_YOUR TASK_
Look through the records below and state how many lines carry the string "JSON", adding nothing.
*** DATASET RECORDS ***
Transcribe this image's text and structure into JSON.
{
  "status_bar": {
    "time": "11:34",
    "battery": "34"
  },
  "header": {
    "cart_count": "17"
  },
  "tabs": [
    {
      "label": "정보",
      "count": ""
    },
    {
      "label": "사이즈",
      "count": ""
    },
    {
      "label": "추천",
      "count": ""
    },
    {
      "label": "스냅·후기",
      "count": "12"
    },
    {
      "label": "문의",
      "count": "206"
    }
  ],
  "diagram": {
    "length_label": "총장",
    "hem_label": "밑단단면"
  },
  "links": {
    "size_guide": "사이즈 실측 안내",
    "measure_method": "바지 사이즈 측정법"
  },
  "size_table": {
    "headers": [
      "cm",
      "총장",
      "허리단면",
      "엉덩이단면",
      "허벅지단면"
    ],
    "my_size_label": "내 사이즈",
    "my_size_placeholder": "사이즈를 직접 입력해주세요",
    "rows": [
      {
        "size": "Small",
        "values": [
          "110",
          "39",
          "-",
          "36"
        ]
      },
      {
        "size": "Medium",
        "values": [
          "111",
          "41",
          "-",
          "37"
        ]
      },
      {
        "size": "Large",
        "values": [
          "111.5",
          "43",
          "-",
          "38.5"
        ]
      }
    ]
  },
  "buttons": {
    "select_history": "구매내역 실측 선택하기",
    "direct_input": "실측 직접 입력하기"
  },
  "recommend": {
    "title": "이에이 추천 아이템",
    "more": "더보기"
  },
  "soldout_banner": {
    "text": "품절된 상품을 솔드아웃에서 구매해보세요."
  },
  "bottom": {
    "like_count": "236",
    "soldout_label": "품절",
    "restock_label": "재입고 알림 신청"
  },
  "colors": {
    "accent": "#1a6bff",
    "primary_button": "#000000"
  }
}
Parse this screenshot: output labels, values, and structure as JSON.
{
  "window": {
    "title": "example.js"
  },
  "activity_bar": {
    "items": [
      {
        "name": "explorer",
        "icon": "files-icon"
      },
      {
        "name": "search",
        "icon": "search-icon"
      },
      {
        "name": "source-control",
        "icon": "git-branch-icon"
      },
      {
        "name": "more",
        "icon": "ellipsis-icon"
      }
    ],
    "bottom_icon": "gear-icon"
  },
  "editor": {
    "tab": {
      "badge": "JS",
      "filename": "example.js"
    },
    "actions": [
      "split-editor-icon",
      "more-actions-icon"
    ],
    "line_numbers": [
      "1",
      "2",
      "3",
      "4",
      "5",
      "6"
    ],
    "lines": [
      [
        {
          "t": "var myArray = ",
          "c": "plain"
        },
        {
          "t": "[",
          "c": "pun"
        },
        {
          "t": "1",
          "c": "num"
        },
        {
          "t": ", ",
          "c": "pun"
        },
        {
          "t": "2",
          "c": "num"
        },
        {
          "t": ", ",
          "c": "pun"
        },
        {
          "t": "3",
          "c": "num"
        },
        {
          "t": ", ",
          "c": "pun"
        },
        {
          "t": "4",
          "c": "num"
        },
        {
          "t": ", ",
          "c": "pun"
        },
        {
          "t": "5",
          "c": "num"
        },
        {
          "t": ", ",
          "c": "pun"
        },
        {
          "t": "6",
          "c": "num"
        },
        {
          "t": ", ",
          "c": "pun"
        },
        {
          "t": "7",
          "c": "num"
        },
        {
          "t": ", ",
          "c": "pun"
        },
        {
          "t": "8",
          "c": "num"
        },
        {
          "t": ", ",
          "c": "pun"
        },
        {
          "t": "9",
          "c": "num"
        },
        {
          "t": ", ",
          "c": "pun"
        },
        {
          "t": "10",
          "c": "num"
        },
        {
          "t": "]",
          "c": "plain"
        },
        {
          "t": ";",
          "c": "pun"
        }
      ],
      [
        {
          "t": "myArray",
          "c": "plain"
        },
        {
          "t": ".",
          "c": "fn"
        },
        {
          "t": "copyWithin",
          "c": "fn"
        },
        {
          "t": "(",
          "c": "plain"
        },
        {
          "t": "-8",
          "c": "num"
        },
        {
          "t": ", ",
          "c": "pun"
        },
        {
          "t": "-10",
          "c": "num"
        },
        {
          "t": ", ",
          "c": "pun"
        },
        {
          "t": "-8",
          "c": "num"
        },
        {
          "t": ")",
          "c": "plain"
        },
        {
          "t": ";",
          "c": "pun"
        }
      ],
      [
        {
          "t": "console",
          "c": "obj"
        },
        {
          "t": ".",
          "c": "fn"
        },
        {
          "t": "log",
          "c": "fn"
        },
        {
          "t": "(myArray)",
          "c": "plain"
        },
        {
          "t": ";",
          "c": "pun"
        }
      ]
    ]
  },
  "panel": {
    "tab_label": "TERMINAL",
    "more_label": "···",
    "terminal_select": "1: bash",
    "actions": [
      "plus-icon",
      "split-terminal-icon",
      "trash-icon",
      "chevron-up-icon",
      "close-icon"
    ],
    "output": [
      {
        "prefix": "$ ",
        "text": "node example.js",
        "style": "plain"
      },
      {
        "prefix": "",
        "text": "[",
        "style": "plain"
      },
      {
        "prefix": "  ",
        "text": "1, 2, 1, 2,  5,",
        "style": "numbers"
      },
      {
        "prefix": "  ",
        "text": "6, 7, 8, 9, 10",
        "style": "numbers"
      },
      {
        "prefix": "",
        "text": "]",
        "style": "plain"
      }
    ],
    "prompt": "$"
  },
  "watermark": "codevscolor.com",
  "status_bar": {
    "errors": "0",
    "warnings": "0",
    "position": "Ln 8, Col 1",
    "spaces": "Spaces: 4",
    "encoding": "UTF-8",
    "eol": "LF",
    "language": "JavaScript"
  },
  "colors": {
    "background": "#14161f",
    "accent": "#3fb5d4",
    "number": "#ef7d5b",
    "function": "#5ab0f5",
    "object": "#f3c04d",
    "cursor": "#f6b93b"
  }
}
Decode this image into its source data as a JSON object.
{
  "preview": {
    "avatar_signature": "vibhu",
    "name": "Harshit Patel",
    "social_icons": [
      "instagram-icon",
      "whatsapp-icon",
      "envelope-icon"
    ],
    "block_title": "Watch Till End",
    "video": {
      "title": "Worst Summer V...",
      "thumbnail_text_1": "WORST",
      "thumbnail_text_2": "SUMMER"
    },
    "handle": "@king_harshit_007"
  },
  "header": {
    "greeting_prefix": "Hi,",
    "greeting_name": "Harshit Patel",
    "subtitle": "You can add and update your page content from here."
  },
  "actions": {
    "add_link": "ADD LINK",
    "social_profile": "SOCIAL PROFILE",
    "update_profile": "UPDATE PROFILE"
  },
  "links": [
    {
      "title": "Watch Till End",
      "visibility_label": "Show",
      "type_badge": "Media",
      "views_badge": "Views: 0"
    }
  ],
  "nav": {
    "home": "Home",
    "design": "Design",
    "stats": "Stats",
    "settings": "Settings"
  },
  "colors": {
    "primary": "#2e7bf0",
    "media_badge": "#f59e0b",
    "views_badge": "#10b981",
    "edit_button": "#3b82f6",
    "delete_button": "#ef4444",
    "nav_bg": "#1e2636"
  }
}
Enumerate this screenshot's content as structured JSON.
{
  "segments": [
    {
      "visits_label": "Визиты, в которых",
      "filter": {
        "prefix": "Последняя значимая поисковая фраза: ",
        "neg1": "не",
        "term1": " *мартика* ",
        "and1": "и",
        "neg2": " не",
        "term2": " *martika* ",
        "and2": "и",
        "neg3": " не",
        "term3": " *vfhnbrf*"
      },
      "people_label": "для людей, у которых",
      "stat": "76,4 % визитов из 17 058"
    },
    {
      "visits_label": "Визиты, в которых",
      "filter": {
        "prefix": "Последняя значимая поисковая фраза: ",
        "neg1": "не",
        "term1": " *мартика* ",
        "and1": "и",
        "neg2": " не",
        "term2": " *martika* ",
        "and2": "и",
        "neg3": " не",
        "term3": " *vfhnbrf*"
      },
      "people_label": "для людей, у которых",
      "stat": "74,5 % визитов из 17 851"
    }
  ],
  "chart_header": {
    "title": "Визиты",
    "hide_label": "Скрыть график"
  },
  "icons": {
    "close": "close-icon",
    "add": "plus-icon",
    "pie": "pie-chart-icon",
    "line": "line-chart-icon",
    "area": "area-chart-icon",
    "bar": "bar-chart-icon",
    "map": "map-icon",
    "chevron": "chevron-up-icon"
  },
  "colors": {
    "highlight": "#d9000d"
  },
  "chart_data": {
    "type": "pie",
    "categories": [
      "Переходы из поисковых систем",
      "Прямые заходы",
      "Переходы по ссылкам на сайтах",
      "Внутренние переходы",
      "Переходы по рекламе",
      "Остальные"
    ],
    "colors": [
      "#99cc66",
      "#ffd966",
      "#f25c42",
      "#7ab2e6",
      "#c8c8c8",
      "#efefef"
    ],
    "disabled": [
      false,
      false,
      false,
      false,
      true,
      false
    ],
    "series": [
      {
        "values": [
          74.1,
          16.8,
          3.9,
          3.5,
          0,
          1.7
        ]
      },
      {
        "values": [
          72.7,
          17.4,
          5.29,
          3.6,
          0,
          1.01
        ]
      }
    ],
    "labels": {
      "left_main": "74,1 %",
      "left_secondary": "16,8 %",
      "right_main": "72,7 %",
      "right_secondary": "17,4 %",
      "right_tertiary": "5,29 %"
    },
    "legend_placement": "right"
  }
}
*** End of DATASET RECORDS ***
_ANSWER FOR THIS EXERCISE_
4